By Sim Barhoum
The typical elementary, middle and high school classroom is filled with chairs and desks, chalk and erasers, and a teacher and students. There is also closet space for backpacks, cabinet space for educational tools and wall space for exemplary student work. Does this traditional classroom provide the best teaching environment for teachers and the best learning environment for students? The answer depends on what needs to be taught, and we are quickly finding out that educational needs of the future look much different than the past.
It is widely known that American students are falling behind the world in the race for the jobs of the future. This is most apparent when looking at how job trends have led to the current political, legislative and cultural push for the advancement of STEM (Science, Technology, Engineering and Mathematics) curriculum.
What is STEM education?
STEM is an acronym referring to Science, Technology, Engineering and Mathematics. It was officially named this by the U.S. Government.
Why is STEM important?
Source: U.S. Dept. of Commerce
The future is STEM jobs
According to the Bureau of Labor Statistics, STEM jobs are likely to increase 17 percent from now until 2018. STEM degrees are logical pathways to STEM jobs, as more than “two-thirds of the 4.7 million STEM workers with a college degree has an undergraduate STEM degree.” Interestingly, many STEM workers have different degrees than the jobs they end up doing. “Only 35 percent of college-educated computer and math workers have a degree in computer science or math while 27 percent majored in the physical or life sciences or engineering.”
Additionally, a STEM degree unlocks the door to a host of other career opportunities. According to the Department of Commerce “almost two-thirds of the 9.3 million workers with a STEM undergraduate degree work in a non-STEM job.” For example, one-fifth of math majors go on to work in the education field.
The future is STEM curriculum
Some of the main advancements in the world, including medicine, energy and technology, have come from the minds of those that studied in the areas of STEM. The STEM workforce has also had a significant impact on a nation’s competitiveness, economic future and standard of living.
This is one of the main reasons why there is a push for public schools across the country to add STEM curriculum, and one such example is the teaching of specific STEM fields like sustainability and environmental awareness.
The future is STEM classrooms
Instead of teaching technology or engineering with a chalkboard, students will learn with interactive smart boards, digital devices like iPads, blueprint and drafting software, and tools that are being used in the real world on actual work sites.
Helping in this endeavor of merging practicality with education is The Green Schoolhouse Series (GSHS), a public/private collaboration trying to modify the traditional classroom so that lesson plans match up with the learning environment. In essence, the schoolhouses will be used as teaching tools educating the students and community members on the importance of many things, including sustainable living and building practices.

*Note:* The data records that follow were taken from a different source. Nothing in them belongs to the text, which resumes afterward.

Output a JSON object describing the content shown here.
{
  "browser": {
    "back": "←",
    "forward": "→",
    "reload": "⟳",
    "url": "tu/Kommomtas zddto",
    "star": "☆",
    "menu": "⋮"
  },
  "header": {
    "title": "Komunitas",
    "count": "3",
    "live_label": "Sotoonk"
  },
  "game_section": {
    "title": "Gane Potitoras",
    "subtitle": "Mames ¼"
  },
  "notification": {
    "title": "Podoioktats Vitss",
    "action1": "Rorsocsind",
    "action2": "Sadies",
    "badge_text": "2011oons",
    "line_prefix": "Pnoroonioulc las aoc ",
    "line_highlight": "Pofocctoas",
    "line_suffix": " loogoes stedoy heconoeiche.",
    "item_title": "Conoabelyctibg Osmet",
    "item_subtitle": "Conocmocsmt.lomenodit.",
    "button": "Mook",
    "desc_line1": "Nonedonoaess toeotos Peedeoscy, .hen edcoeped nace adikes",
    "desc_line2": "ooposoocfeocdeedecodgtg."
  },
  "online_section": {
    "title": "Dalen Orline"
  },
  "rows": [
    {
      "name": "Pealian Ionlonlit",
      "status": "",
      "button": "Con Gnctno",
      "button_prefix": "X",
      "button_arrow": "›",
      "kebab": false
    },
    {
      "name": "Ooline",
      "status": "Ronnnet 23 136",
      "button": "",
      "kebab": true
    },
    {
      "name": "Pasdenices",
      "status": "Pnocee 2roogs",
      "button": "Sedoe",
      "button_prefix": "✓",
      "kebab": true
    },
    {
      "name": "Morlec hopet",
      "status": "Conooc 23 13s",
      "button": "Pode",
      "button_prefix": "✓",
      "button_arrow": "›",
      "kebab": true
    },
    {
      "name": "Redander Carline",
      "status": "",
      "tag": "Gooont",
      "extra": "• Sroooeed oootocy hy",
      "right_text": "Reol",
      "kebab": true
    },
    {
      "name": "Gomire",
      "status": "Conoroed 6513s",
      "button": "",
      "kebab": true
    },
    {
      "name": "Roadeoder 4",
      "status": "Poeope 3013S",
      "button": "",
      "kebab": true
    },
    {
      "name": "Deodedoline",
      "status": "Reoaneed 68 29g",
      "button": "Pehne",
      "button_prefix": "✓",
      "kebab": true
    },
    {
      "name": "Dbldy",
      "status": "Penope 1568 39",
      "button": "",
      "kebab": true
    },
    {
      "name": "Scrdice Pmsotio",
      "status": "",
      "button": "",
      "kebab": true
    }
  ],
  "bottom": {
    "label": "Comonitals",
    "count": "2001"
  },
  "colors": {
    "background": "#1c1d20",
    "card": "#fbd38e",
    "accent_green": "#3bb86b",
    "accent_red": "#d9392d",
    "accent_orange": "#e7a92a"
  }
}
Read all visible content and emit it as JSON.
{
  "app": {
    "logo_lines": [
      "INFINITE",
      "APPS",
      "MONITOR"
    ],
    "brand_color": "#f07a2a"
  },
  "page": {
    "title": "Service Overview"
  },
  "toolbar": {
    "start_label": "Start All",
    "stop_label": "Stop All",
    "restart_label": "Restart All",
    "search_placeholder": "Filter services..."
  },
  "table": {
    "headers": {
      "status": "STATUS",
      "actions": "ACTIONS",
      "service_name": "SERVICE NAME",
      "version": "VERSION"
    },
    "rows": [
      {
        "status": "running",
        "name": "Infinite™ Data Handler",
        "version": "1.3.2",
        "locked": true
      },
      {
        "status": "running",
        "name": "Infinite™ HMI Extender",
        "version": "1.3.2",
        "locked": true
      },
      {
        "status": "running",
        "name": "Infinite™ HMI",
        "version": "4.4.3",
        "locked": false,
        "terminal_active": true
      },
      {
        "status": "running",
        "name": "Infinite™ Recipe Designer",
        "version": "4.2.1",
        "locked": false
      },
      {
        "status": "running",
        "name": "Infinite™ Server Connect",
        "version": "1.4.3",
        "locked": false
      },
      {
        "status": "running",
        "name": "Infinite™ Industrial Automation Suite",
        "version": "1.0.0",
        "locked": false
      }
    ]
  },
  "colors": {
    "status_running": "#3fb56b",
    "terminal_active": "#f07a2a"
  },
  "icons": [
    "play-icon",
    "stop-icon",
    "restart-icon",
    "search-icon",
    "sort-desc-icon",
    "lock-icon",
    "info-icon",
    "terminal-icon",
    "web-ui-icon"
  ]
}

A schoolhouse, called the Studio, will be built at Orangewood School in Phoenix and Principal Andree Charlson recognizes the value. “To secure the future of our nation and our place in the global economy, educating students on the issues of the environment and sustainability will be key.” Charlson continues, “Therefore, the development and interaction with the Green Schoolhouse will provide hands-on learning and connections for our students and the community.”
With the help of corporations, GSHS is on target to build donated, Leadership in Energy and Environmental Design (LEED) Platinum-designed, green schoolhouses on existing, low-income, public school campuses across the country, including Phoenix, Los Angles, San Diego, San Francisco, Chicago, Seattle, Atlanta, Boston, Philadelphia and Dallas with more locations expected beyond that. The first schoolhouse, called the Safari, is underway and will be completed this fall at Roadrunner Elementary School in Phoenix.
Some of the sustainable and advanced features of the schoolhouses include a solar rooftop system provided by Empire Renewable Energy, a STEM classroom sponsored by DeVry University, energy/water efficient restrooms provided by SLOAN and Excel Dryer, Inc., rainwater harvesting capabilities provided by BRAE and an outdoor classroom with native gardens provided by Blue Cross Blue Shield of Arizona.
Not only does this help jumpstart the much-needed STEM curriculum push, but it helps teachers, students and communities learn in classrooms that complement the curriculum of the future around sustainable living and building practices.